I would suggest that they are identical, at least in performance.  Mr. Jones makes no pretense of creating a better world, a new social order, for the animals.  He is a capitalist.  He takes care of the animals when it is to his advantage.  The animals seem OK with this until the speech of the Old Major.

Napoleon, on the other hand, is one of them.  He uses the idealism of the Old Major to convince the animals that there is something better for them and that he can deliver it to them.  In this way, he is worse than Jones who made no pretext of improving the lot of the animals.  In fact, he creates and entire class of leeches that live off the work of the rest of the animals.

Give me Jones.  At least we know what we're getting.

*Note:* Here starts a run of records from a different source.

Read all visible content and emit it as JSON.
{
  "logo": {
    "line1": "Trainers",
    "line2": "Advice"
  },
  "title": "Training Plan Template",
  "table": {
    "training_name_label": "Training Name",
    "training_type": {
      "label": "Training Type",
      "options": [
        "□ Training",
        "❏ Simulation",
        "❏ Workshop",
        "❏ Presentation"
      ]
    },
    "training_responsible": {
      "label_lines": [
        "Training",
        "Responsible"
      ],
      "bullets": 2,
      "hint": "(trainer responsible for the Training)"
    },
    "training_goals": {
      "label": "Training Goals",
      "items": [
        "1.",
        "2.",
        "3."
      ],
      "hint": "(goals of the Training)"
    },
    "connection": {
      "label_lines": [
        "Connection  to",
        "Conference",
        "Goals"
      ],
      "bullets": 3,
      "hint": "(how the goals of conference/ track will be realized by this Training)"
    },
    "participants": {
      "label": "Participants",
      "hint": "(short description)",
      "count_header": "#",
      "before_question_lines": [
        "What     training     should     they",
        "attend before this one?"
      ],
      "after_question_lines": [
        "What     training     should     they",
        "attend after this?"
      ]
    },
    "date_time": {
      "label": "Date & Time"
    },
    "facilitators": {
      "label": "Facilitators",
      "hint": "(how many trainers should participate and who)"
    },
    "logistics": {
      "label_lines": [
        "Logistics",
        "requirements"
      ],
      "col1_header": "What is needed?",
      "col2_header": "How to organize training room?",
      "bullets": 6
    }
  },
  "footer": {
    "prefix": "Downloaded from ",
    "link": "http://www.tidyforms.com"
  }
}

dalepowell1962 eNotes educator| Certified Educator

The similarities in Napoleoen, the pig, and Mr. Jones are many.  They both run the farm from a totalitarian point of view.  They give the animals only the bare rations that need to stay alive.  The dogs are the constant companion of both and serve them unquestionably.

The differences come in terms of gradualism.  Napoleon has to gradually wipe away memories of what was promised to the animals after Old Major's speech and the revolution.  Jones did not this; he never pretended to be equal to the the animals.  The pigs are a little different by changing the meaning of the word equal with the oxymoron:''All animals are equal , but some are more equal than others."